A massive fire destroyed an abandoned building Sunday night in the historic Cotton Mill district of Cornwall, Ont.
Crews were forced to put up a barricade around the old mill because remaining parts of the building were unstable and could collapse at any time.
The structure, abandoned for years and damaged, had been slated for demolition next month, but because of the fire, the process will now begin as early as this week.
The fire is believed to have broken out around 8 p.m. in the four-storey building in the city's east end.
It was contained by 11 p.m., fire officials said, though hot spots continued to simmer through the morning.
"It could have been far, far more dangerous," Cornwall Mayor Bob Kilger said. Low winds enabled firefighters to quickly contain the blaze, stopping it from spreading to a high-density residential neighbourhood across the street or to nearby radio studios and a legal clinic.
"Higher winds could have caused us a far greater challenge and far greater loss," Kilger added.
Nobody was injured in the fire.
Part of industrial history
Crews were still cleaning up the area Monday.
No hazardous or chemical materials were stored in the building, and the Ontario Fire Marshal's Office has decided not to investigate the cause of the blaze.
The building used to house the Canada Cotton Co. mill, which made uniforms for U.S. soldiers during the Second World War and, before that, was one of the first industrial plants to install light bulbs designed by American inventor Thomas Edison.
The cotton mill shut down in the early 1960s and other than a few small businesses, the site stayed mostly empty in the ensuing years, said Paul Fitzpatrick, Cornwall's chief administrative officer.

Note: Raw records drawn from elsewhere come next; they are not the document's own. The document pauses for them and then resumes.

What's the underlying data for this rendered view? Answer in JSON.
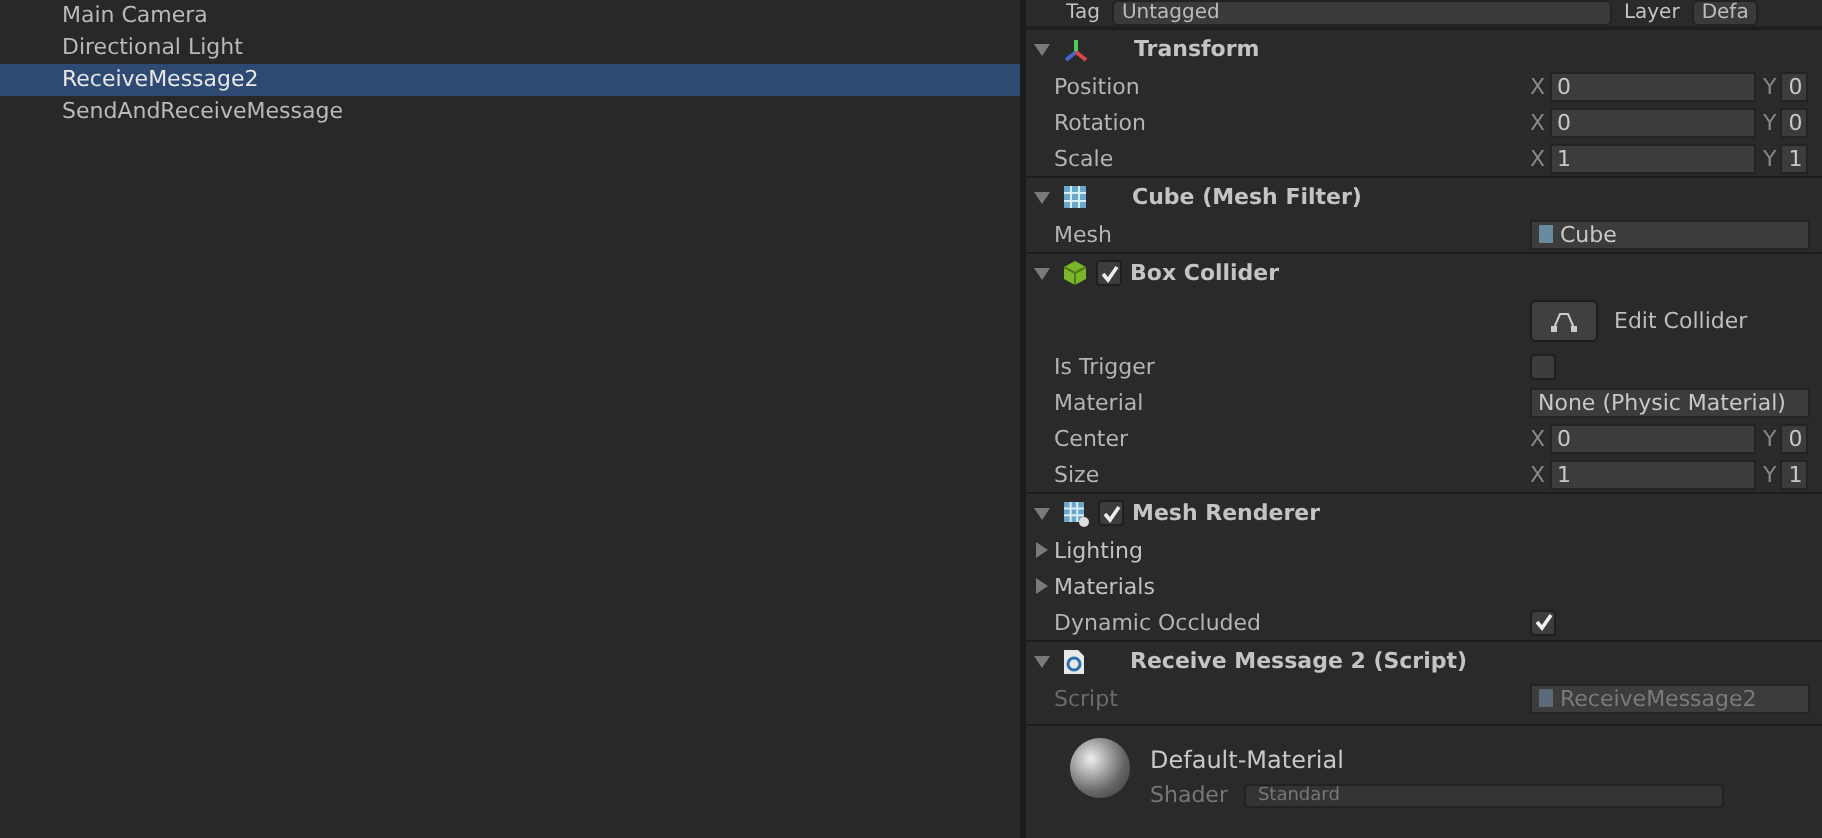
{
  "hierarchy": {
    "items": [
      {
        "label": "Main Camera",
        "selected": false
      },
      {
        "label": "Directional Light",
        "selected": false
      },
      {
        "label": "ReceiveMessage2",
        "selected": true
      },
      {
        "label": "SendAndReceiveMessage",
        "selected": false
      }
    ]
  },
  "inspector": {
    "header": {
      "tag_label": "Tag",
      "tag_value": "Untagged",
      "layer_label": "Layer",
      "layer_value": "Defa"
    },
    "components": [
      {
        "title": "Transform",
        "kind": "transform",
        "expanded": true,
        "rows": [
          {
            "kind": "vector",
            "label": "Position",
            "axes": [
              {
                "axis": "X",
                "value": "0"
              },
              {
                "axis": "Y",
                "value": "0"
              }
            ]
          },
          {
            "kind": "vector",
            "label": "Rotation",
            "axes": [
              {
                "axis": "X",
                "value": "0"
              },
              {
                "axis": "Y",
                "value": "0"
              }
            ]
          },
          {
            "kind": "vector",
            "label": "Scale",
            "axes": [
              {
                "axis": "X",
                "value": "1"
              },
              {
                "axis": "Y",
                "value": "1"
              }
            ]
          }
        ]
      },
      {
        "title": "Cube (Mesh Filter)",
        "kind": "mesh",
        "expanded": true,
        "rows": [
          {
            "kind": "object",
            "label": "Mesh",
            "value": "Cube",
            "disabled": false
          }
        ]
      },
      {
        "title": "Box Collider",
        "kind": "collider",
        "enabled": true,
        "expanded": true,
        "rows": [
          {
            "kind": "button",
            "value": "Edit Collider"
          },
          {
            "kind": "checkbox",
            "label": "Is Trigger",
            "checked": false
          },
          {
            "kind": "dropdown",
            "label": "Material",
            "value": "None (Physic Material)"
          },
          {
            "kind": "vector",
            "label": "Center",
            "axes": [
              {
                "axis": "X",
                "value": "0"
              },
              {
                "axis": "Y",
                "value": "0"
              }
            ]
          },
          {
            "kind": "vector",
            "label": "Size",
            "axes": [
              {
                "axis": "X",
                "value": "1"
              },
              {
                "axis": "Y",
                "value": "1"
              }
            ]
          }
        ]
      },
      {
        "title": "Mesh Renderer",
        "kind": "renderer",
        "enabled": true,
        "expanded": true,
        "rows": [
          {
            "kind": "foldout",
            "label": "Lighting",
            "expanded": false
          },
          {
            "kind": "foldout",
            "label": "Materials",
            "expanded": false
          },
          {
            "kind": "checkbox",
            "label": "Dynamic Occluded",
            "checked": true
          }
        ]
      },
      {
        "title": "Receive Message 2 (Script)",
        "kind": "script",
        "expanded": true,
        "rows": [
          {
            "kind": "object",
            "label": "Script",
            "value": "ReceiveMessage2",
            "disabled": true
          }
        ]
      }
    ],
    "material": {
      "name": "Default-Material",
      "shader_label": "Shader",
      "shader_value": "Standard"
    }
  }
}
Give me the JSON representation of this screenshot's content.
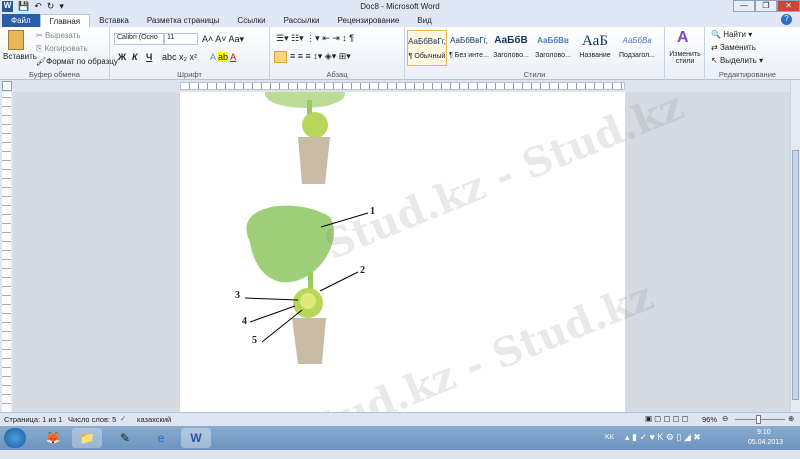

Earlier this month, approval was given to convert the district's buildings into condominiums with funding from the Ontario Ministry of Agriculture, Food and Rural Affairs.